▸ Data for this task:
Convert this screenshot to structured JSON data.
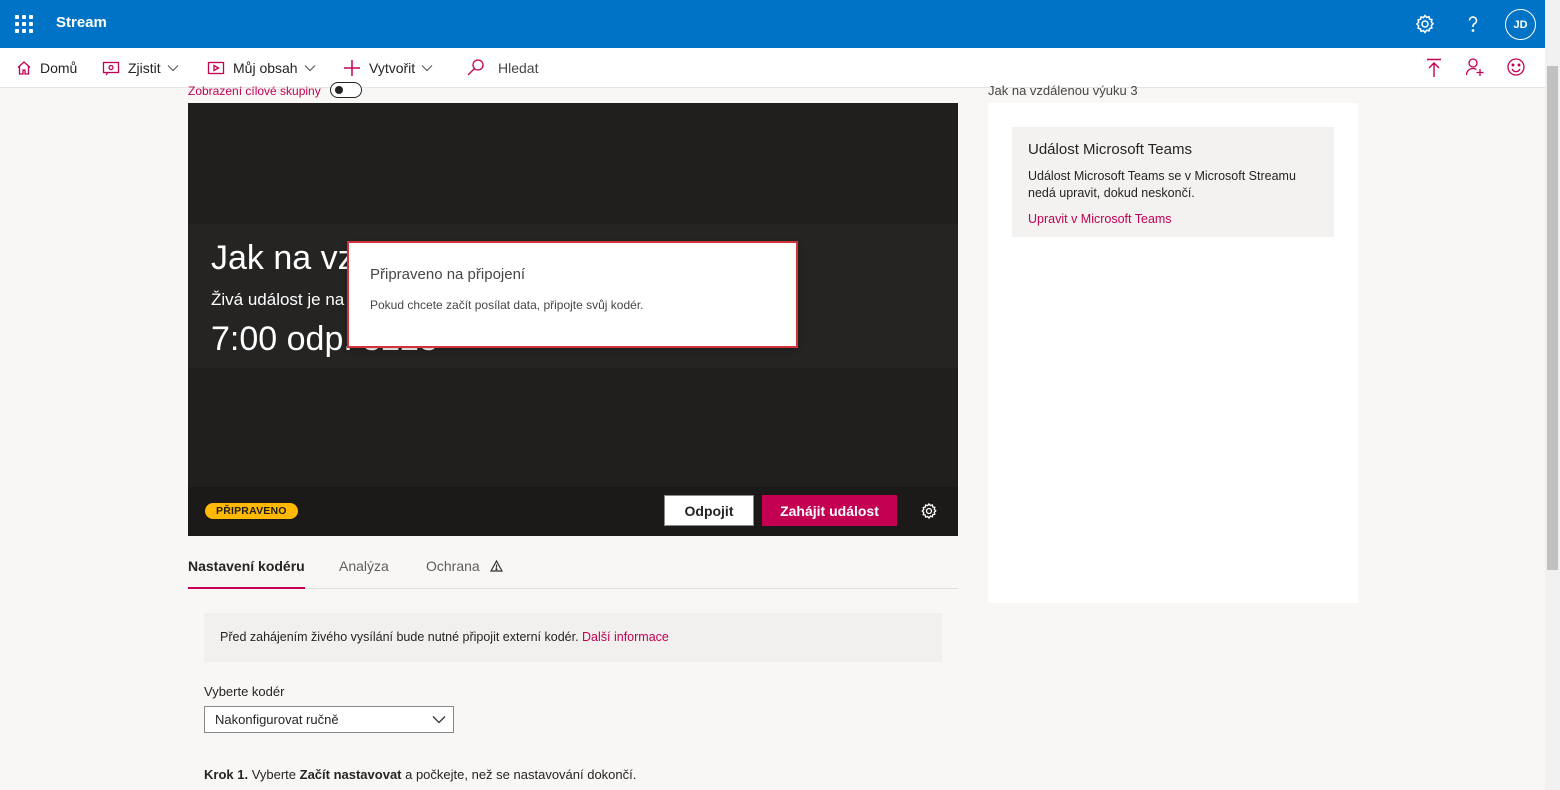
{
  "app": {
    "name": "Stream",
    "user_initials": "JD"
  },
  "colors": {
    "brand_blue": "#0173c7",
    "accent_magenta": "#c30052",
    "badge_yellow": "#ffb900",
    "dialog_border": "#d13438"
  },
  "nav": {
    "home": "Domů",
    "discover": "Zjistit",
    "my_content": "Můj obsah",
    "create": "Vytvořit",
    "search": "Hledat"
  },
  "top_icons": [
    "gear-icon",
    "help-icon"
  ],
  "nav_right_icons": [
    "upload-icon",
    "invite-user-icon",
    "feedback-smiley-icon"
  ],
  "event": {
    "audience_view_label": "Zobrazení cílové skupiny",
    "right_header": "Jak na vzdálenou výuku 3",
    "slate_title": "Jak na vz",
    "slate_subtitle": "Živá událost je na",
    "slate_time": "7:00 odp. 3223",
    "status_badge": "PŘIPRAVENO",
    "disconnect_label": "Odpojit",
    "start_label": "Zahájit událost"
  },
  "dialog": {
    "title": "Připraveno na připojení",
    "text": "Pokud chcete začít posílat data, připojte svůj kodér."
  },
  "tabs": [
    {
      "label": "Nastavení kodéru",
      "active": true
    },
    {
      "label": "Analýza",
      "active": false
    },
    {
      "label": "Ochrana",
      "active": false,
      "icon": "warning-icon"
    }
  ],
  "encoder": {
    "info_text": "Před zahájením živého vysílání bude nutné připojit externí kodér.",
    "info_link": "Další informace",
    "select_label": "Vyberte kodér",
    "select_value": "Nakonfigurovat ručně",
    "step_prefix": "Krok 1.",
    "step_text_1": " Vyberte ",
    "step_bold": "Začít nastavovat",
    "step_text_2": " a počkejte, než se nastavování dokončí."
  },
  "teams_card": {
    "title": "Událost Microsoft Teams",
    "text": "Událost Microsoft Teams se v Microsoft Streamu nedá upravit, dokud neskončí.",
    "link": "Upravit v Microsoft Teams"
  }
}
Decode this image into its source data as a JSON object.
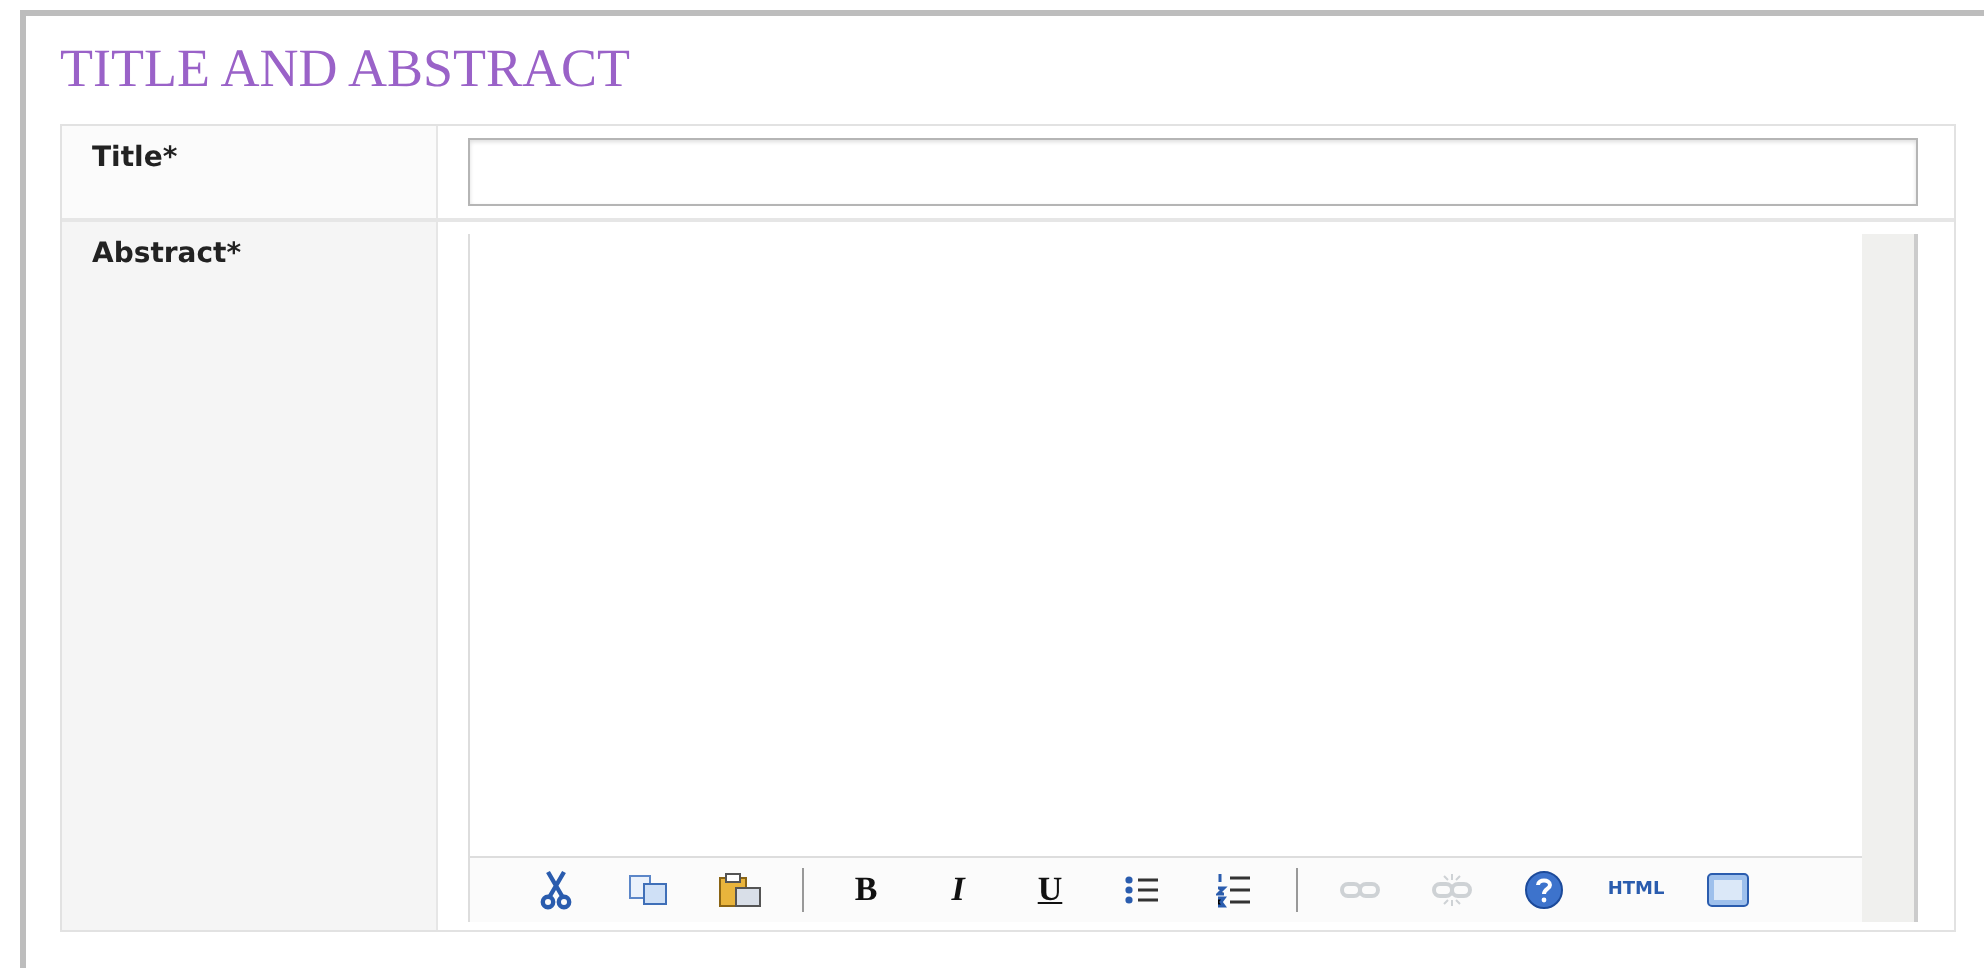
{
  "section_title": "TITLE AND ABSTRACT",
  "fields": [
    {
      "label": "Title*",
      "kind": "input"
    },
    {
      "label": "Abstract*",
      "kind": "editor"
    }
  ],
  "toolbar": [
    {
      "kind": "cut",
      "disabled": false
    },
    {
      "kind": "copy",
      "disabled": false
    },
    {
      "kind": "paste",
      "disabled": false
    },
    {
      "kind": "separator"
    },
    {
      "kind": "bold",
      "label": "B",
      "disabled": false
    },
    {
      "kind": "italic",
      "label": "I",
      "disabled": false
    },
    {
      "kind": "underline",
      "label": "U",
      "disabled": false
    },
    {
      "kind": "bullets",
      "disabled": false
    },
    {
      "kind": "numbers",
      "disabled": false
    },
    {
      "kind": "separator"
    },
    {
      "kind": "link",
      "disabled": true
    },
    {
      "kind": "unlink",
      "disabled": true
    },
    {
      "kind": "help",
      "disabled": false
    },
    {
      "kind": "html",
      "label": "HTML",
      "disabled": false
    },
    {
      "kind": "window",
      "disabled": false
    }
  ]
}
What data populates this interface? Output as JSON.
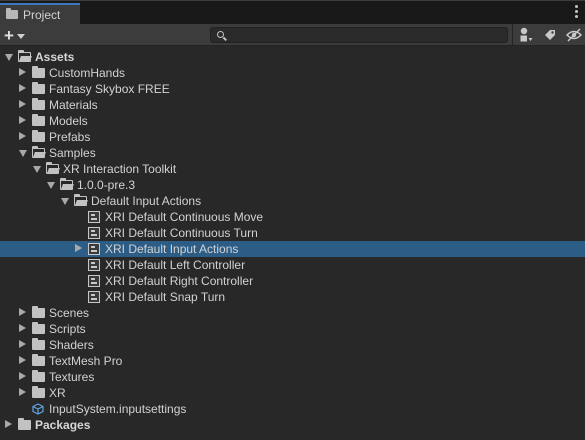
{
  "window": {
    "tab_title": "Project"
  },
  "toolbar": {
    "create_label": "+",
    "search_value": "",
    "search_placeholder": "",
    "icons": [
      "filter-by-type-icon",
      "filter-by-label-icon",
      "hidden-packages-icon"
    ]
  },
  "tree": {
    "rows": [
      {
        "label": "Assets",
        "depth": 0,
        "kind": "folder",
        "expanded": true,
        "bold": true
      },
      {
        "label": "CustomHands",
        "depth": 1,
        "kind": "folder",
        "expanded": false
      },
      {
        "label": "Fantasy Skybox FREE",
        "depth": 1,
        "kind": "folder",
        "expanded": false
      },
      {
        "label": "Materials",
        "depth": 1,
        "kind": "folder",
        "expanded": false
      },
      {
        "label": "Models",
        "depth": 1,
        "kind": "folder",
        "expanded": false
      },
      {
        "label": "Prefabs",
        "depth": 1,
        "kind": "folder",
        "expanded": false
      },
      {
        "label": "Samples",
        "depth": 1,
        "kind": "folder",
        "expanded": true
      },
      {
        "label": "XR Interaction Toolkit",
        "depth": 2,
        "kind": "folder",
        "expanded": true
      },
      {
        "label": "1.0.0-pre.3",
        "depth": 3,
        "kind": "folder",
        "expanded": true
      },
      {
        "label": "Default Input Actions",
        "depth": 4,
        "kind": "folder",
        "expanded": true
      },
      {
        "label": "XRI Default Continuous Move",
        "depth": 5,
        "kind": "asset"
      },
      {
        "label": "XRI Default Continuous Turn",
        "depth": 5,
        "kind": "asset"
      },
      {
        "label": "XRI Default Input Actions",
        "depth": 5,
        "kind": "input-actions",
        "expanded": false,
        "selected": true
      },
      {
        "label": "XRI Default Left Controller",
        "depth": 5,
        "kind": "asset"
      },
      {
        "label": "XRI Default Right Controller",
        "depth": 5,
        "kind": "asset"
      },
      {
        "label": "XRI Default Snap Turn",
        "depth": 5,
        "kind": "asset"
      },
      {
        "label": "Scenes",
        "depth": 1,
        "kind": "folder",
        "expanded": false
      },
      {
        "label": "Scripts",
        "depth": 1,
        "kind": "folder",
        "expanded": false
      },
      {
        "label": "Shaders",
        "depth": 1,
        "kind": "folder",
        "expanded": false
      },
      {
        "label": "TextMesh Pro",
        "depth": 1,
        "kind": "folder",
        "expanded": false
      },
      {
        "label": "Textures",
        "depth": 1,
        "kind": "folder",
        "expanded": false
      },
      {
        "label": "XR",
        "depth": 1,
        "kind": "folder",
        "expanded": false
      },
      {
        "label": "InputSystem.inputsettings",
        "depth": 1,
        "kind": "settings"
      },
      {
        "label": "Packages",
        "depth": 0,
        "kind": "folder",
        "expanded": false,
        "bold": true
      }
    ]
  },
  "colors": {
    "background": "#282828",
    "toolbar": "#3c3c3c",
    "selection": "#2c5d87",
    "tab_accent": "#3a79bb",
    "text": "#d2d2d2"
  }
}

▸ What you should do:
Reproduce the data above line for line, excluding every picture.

▸ Problem solution:
Convert this screenshot to structured JSON data.
{
  "app": {
    "name": "Stream",
    "user_initials": "JD"
  },
  "colors": {
    "brand_blue": "#0173c7",
    "accent_magenta": "#c30052",
    "badge_yellow": "#ffb900",
    "dialog_border": "#d13438"
  },
  "nav": {
    "home": "Domů",
    "discover": "Zjistit",
    "my_content": "Můj obsah",
    "create": "Vytvořit",
    "search": "Hledat"
  },
  "top_icons": [
    "gear-icon",
    "help-icon"
  ],
  "nav_right_icons": [
    "upload-icon",
    "invite-user-icon",
    "feedback-smiley-icon"
  ],
  "event": {
    "audience_view_label": "Zobrazení cílové skupiny",
    "right_header": "Jak na vzdálenou výuku 3",
    "slate_title": "Jak na vz",
    "slate_subtitle": "Živá událost je na",
    "slate_time": "7:00 odp. 3223",
    "status_badge": "PŘIPRAVENO",
    "disconnect_label": "Odpojit",
    "start_label": "Zahájit událost"
  },
  "dialog": {
    "title": "Připraveno na připojení",
    "text": "Pokud chcete začít posílat data, připojte svůj kodér."
  },
  "tabs": [
    {
      "label": "Nastavení kodéru",
      "active": true
    },
    {
      "label": "Analýza",
      "active": false
    },
    {
      "label": "Ochrana",
      "active": false,
      "icon": "warning-icon"
    }
  ],
  "encoder": {
    "info_text": "Před zahájením živého vysílání bude nutné připojit externí kodér.",
    "info_link": "Další informace",
    "select_label": "Vyberte kodér",
    "select_value": "Nakonfigurovat ručně",
    "step_prefix": "Krok 1.",
    "step_text_1": " Vyberte ",
    "step_bold": "Začít nastavovat",
    "step_text_2": " a počkejte, než se nastavování dokončí."
  },
  "teams_card": {
    "title": "Událost Microsoft Teams",
    "text": "Událost Microsoft Teams se v Microsoft Streamu nedá upravit, dokud neskončí.",
    "link": "Upravit v Microsoft Teams"
  }
}
Decode this image into its source data as a JSON object.
{
  "section_title": "TITLE AND ABSTRACT",
  "fields": [
    {
      "label": "Title*",
      "kind": "input"
    },
    {
      "label": "Abstract*",
      "kind": "editor"
    }
  ],
  "toolbar": [
    {
      "kind": "cut",
      "disabled": false
    },
    {
      "kind": "copy",
      "disabled": false
    },
    {
      "kind": "paste",
      "disabled": false
    },
    {
      "kind": "separator"
    },
    {
      "kind": "bold",
      "label": "B",
      "disabled": false
    },
    {
      "kind": "italic",
      "label": "I",
      "disabled": false
    },
    {
      "kind": "underline",
      "label": "U",
      "disabled": false
    },
    {
      "kind": "bullets",
      "disabled": false
    },
    {
      "kind": "numbers",
      "disabled": false
    },
    {
      "kind": "separator"
    },
    {
      "kind": "link",
      "disabled": true
    },
    {
      "kind": "unlink",
      "disabled": true
    },
    {
      "kind": "help",
      "disabled": false
    },
    {
      "kind": "html",
      "label": "HTML",
      "disabled": false
    },
    {
      "kind": "window",
      "disabled": false
    }
  ]
}
What data populates this interface? Output as JSON.
{
  "window": {
    "tab_title": "Project"
  },
  "toolbar": {
    "create_label": "+",
    "search_value": "",
    "search_placeholder": "",
    "icons": [
      "filter-by-type-icon",
      "filter-by-label-icon",
      "hidden-packages-icon"
    ]
  },
  "tree": {
    "rows": [
      {
        "label": "Assets",
        "depth": 0,
        "kind": "folder",
        "expanded": true,
        "bold": true
      },
      {
        "label": "CustomHands",
        "depth": 1,
        "kind": "folder",
        "expanded": false
      },
      {
        "label": "Fantasy Skybox FREE",
        "depth": 1,
        "kind": "folder",
        "expanded": false
      },
      {
        "label": "Materials",
        "depth": 1,
        "kind": "folder",
        "expanded": false
      },
      {
        "label": "Models",
        "depth": 1,
        "kind": "folder",
        "expanded": false
      },
      {
        "label": "Prefabs",
        "depth": 1,
        "kind": "folder",
        "expanded": false
      },
      {
        "label": "Samples",
        "depth": 1,
        "kind": "folder",
        "expanded": true
      },
      {
        "label": "XR Interaction Toolkit",
        "depth": 2,
        "kind": "folder",
        "expanded": true
      },
      {
        "label": "1.0.0-pre.3",
        "depth": 3,
        "kind": "folder",
        "expanded": true
      },
      {
        "label": "Default Input Actions",
        "depth": 4,
        "kind": "folder",
        "expanded": true
      },
      {
        "label": "XRI Default Continuous Move",
        "depth": 5,
        "kind": "asset"
      },
      {
        "label": "XRI Default Continuous Turn",
        "depth": 5,
        "kind": "asset"
      },
      {
        "label": "XRI Default Input Actions",
        "depth": 5,
        "kind": "input-actions",
        "expanded": false,
        "selected": true
      },
      {
        "label": "XRI Default Left Controller",
        "depth": 5,
        "kind": "asset"
      },
      {
        "label": "XRI Default Right Controller",
        "depth": 5,
        "kind": "asset"
      },
      {
        "label": "XRI Default Snap Turn",
        "depth": 5,
        "kind": "asset"
      },
      {
        "label": "Scenes",
        "depth": 1,
        "kind": "folder",
        "expanded": false
      },
      {
        "label": "Scripts",
        "depth": 1,
        "kind": "folder",
        "expanded": false
      },
      {
        "label": "Shaders",
        "depth": 1,
        "kind": "folder",
        "expanded": false
      },
      {
        "label": "TextMesh Pro",
        "depth": 1,
        "kind": "folder",
        "expanded": false
      },
      {
        "label": "Textures",
        "depth": 1,
        "kind": "folder",
        "expanded": false
      },
      {
        "label": "XR",
        "depth": 1,
        "kind": "folder",
        "expanded": false
      },
      {
        "label": "InputSystem.inputsettings",
        "depth": 1,
        "kind": "settings"
      },
      {
        "label": "Packages",
        "depth": 0,
        "kind": "folder",
        "expanded": false,
        "bold": true
      }
    ]
  },
  "colors": {
    "background": "#282828",
    "toolbar": "#3c3c3c",
    "selection": "#2c5d87",
    "tab_accent": "#3a79bb",
    "text": "#d2d2d2"
  }
}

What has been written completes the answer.